|New York City creates gender-neutral designation for birth certificates|
|If you were born in New York City and do not identify as either male or female, you can now chose the designation “X” on your birth certificate. The provision, signed into law last week, now allows gender nonconforming or non-binary transgender people to choose an identity without a legal name change or gender-related surgery. “They can now tell the government who they are and not the other way around,” New York City Mayor Bill de Blasio said at the signing.|
|A Facebook executive hopes the death of her brother in police custody will hit home|
|Two weeks ago, Chinedu Valentine Okobi went into cardiac arrest after being repeatedly tased by police in Millbrae, Calif. Darting in and out of traffic, it is believed the 36-year-old father may have been having a mental break. But his sister, Facebook executive Ebele Okobi, hopes his death will help raise awareness in privileged enclaves like Silicon Valley. “There’s a part of me that’s angry that this is the reality for everybody black I know and that people can live completely oblivious to that reality,” she told USA Today’s Jessica Guynn. The incident is still under investigation, but Okobi, who is the director of public policy for Facebook in Africa, says her colleagues are shaken. “I didn’t think this could happen to someone I know,” they tell her. Less than 1% of the population in Millbrae is black.|
|Women entrepreneurs face gender bias from employees|

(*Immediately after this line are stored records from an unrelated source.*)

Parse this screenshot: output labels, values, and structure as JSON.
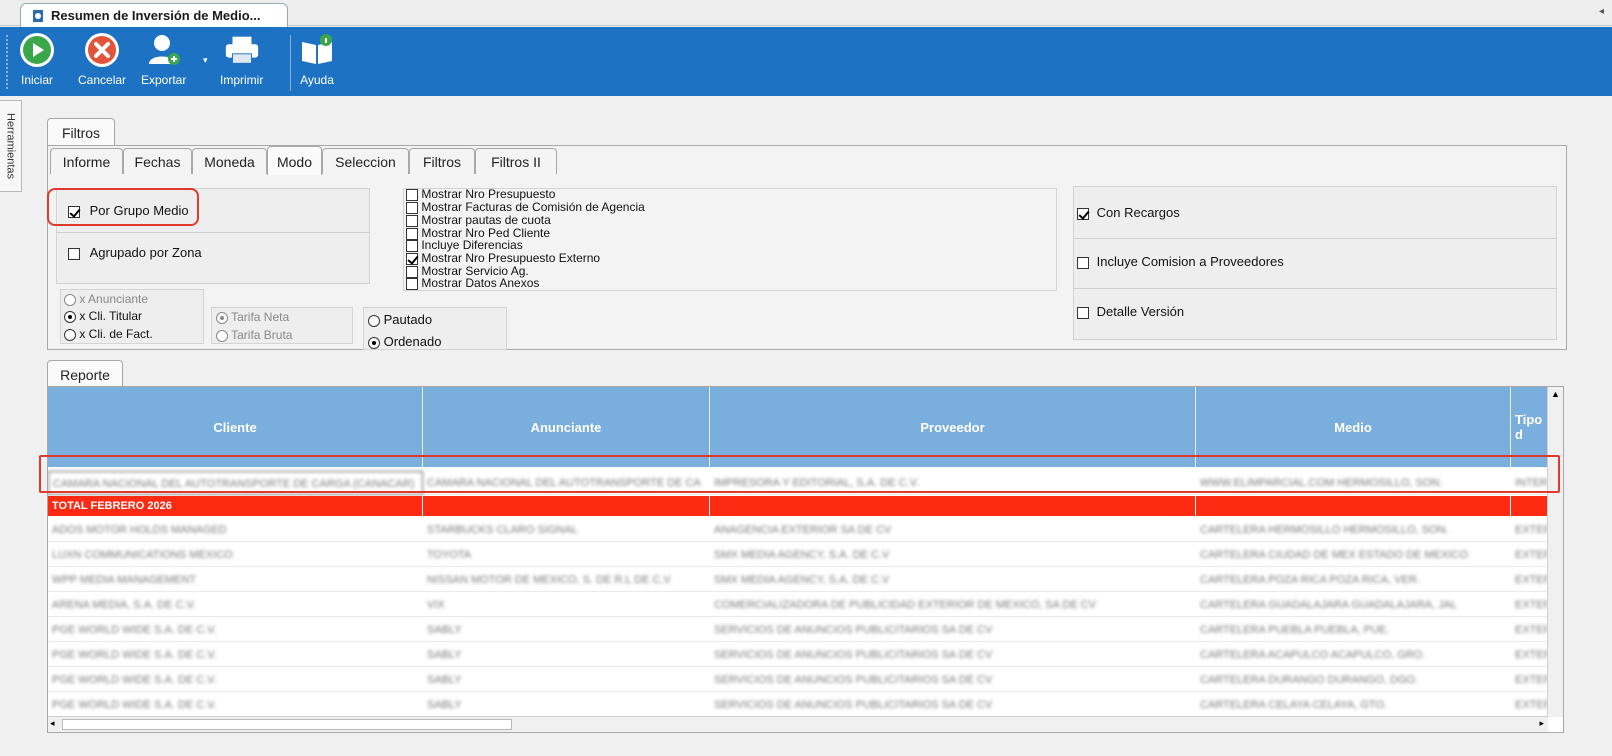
{
  "window": {
    "tab_title": "Resumen de Inversión de Medio...",
    "corner_arrow": "◂"
  },
  "toolbar": {
    "iniciar": "Iniciar",
    "cancelar": "Cancelar",
    "exportar": "Exportar",
    "imprimir": "Imprimir",
    "ayuda": "Ayuda"
  },
  "side_panel": {
    "label": "Herramientas"
  },
  "filtros": {
    "group_tab": "Filtros",
    "tabs": [
      "Informe",
      "Fechas",
      "Moneda",
      "Modo",
      "Seleccion",
      "Filtros",
      "Filtros II"
    ],
    "active_tab": "Modo"
  },
  "modo": {
    "por_grupo_medio": {
      "label": "Por Grupo Medio",
      "checked": true
    },
    "agrupado_por_zona": {
      "label": "Agrupado por Zona",
      "checked": false
    },
    "radio_cliente": [
      {
        "label": "x Anunciante",
        "selected": false,
        "disabled": true
      },
      {
        "label": "x Cli. Titular",
        "selected": true,
        "disabled": false
      },
      {
        "label": "x Cli. de Fact.",
        "selected": false,
        "disabled": false
      }
    ],
    "radio_tarifa": [
      {
        "label": "Tarifa Neta",
        "selected": true,
        "disabled": true
      },
      {
        "label": "Tarifa Bruta",
        "selected": false,
        "disabled": true
      }
    ],
    "radio_pauta": [
      {
        "label": "Pautado",
        "selected": false
      },
      {
        "label": "Ordenado",
        "selected": true
      }
    ],
    "opciones": [
      {
        "label": "Mostrar Nro Presupuesto",
        "checked": false
      },
      {
        "label": "Mostrar Facturas de Comisión de Agencia",
        "checked": false
      },
      {
        "label": "Mostrar pautas de cuota",
        "checked": false
      },
      {
        "label": "Mostrar Nro Ped Cliente",
        "checked": false
      },
      {
        "label": "Incluye Diferencias",
        "checked": false
      },
      {
        "label": "Mostrar Nro Presupuesto Externo",
        "checked": true
      },
      {
        "label": "Mostrar Servicio Ag.",
        "checked": false
      },
      {
        "label": "Mostrar Datos Anexos",
        "checked": false
      }
    ],
    "con_recargos": {
      "label": "Con Recargos",
      "checked": true
    },
    "incluye_comision": {
      "label": "Incluye Comision a Proveedores",
      "checked": false
    },
    "detalle_version": {
      "label": "Detalle Versión",
      "checked": false
    }
  },
  "reporte": {
    "tab": "Reporte",
    "columns": [
      "Cliente",
      "Anunciante",
      "Proveedor",
      "Medio",
      "Tipo d"
    ],
    "highlighted_row": [
      "CAMARA NACIONAL DEL AUTOTRANSPORTE DE CARGA (CANACAR)",
      "CAMARA NACIONAL DEL AUTOTRANSPORTE DE CA",
      "IMPRESORA Y EDITORIAL, S.A. DE C.V.",
      "WWW.ELIMPARCIAL.COM HERMOSILLO, SON.",
      "INTER"
    ],
    "total_row": [
      "TOTAL FEBRERO 2026",
      "",
      "",
      "",
      ""
    ],
    "rows": [
      [
        "ADOS MOTOR HOLDS MANAGED",
        "STARBUCKS CLARO SIGNAL",
        "ANAGENCIA EXTERIOR SA DE CV",
        "CARTELERA HERMOSILLO HERMOSILLO, SON.",
        "EXTERI"
      ],
      [
        "LUXN COMMUNICATIONS MEXICO",
        "TOYOTA",
        "SMX MEDIA AGENCY, S.A. DE C.V",
        "CARTELERA CIUDAD DE MEX ESTADO DE MEXICO",
        "EXTERI"
      ],
      [
        "WPP MEDIA MANAGEMENT",
        "NISSAN MOTOR DE MEXICO, S. DE R.L DE C.V",
        "SMX MEDIA AGENCY, S.A. DE C.V",
        "CARTELERA POZA RICA POZA RICA, VER.",
        "EXTERI"
      ],
      [
        "ARENA MEDIA, S.A. DE C.V.",
        "VIX",
        "COMERCIALIZADORA DE PUBLICIDAD EXTERIOR DE MEXICO, SA DE CV",
        "CARTELERA GUADALAJARA GUADALAJARA, JAL",
        "EXTERI"
      ],
      [
        "PGE WORLD WIDE S.A. DE C.V.",
        "SABLY",
        "SERVICIOS DE ANUNCIOS PUBLICITARIOS SA DE CV",
        "CARTELERA PUEBLA PUEBLA, PUE.",
        "EXTERI"
      ],
      [
        "PGE WORLD WIDE S.A. DE C.V.",
        "SABLY",
        "SERVICIOS DE ANUNCIOS PUBLICITARIOS SA DE CV",
        "CARTELERA ACAPULCO ACAPULCO, GRO.",
        "EXTERI"
      ],
      [
        "PGE WORLD WIDE S.A. DE C.V.",
        "SABLY",
        "SERVICIOS DE ANUNCIOS PUBLICITARIOS SA DE CV",
        "CARTELERA DURANGO DURANGO, DGO.",
        "EXTERI"
      ],
      [
        "PGE WORLD WIDE S.A. DE C.V.",
        "SABLY",
        "SERVICIOS DE ANUNCIOS PUBLICITARIOS SA DE CV",
        "CARTELERA CELAYA CELAYA, GTO.",
        "EXTERI"
      ]
    ]
  },
  "colors": {
    "toolbar": "#1e72c4",
    "header": "#7aaedc",
    "total_row": "#ff2a12",
    "highlight_box": "#e03a2e"
  }
}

|When Fast Company and Inc. conducted a survey of women company founders recently, they were not surprised to learn that nearly 60% reported discriminatory behavior from bankers or investors. But it was deeply disconcerting to learn that some 26% reported discriminatory behavior from employees or other subordinates. “It’s mostly become clear to me now that I have a senior man on my team,” says one. “It’s easier for him to hold people accountable without getting a lot of pushback.” Part of the problem is that bias is often subtle, so it’s hard to put your finger on what’s happening.“I think the women and the men are much more willing to just take unqualified direction from their male boss than from me.”|
The Woke Leader
|Correcting the visual record of the American South|
|White male image-makers dominate the field of photography. Their photos are disproportionately represented in editorial, stock photo collections, and particularly in museums. The visual aesthetic of the American South has been similarly defined by bold face white names—think Walker Evans and William Christenberry— who have for decades provided a beautiful but incomplete account of the visual history of the region. The Ogden Museum of Southern Art in New Orleans aims to change all that with a new show called “New Southern Photography” with twenty-five photographers, thirteen of whom are underrepresented including ten women, three of whom are of color and three men of color. Click through for some beautiful analysis from L. Kasimu Harris.|
|Director Sam Bailey debuts a new short film which turns the table on male sexual aggression|
|The ten-minute film is a satirical take on toxic male machismo, and depicts two young women on a mission to harass men into having meaningless sex with them. Bailey, the director of the hit web series Brown Girls, tells Broadly that this kind of commentary can be tricky. “I think anytime you start incorporating satire or social commentary in a nuanced way, there’s a delicate balance you’re trying to hit,” she says. “But I’m really proud of what we made and I hope it adds to the conversation around the type of behavior we as a society have become complicit in upholding.”|
|Transgender high school students at higher risk for suicidal thoughts|
|A 2017 study from Columbia University’s Mailman School of Public Health, surveyed 900,000 high school students in California and found that 35% of transgender youth said they’d had suicidal thoughts in the past year, compared with 19% of non-transgender youth. In this case, data really matters. “It is crucial that studies of adolescent health include measures of gender identity alongside sexual orientation,” says the lead author of the study.|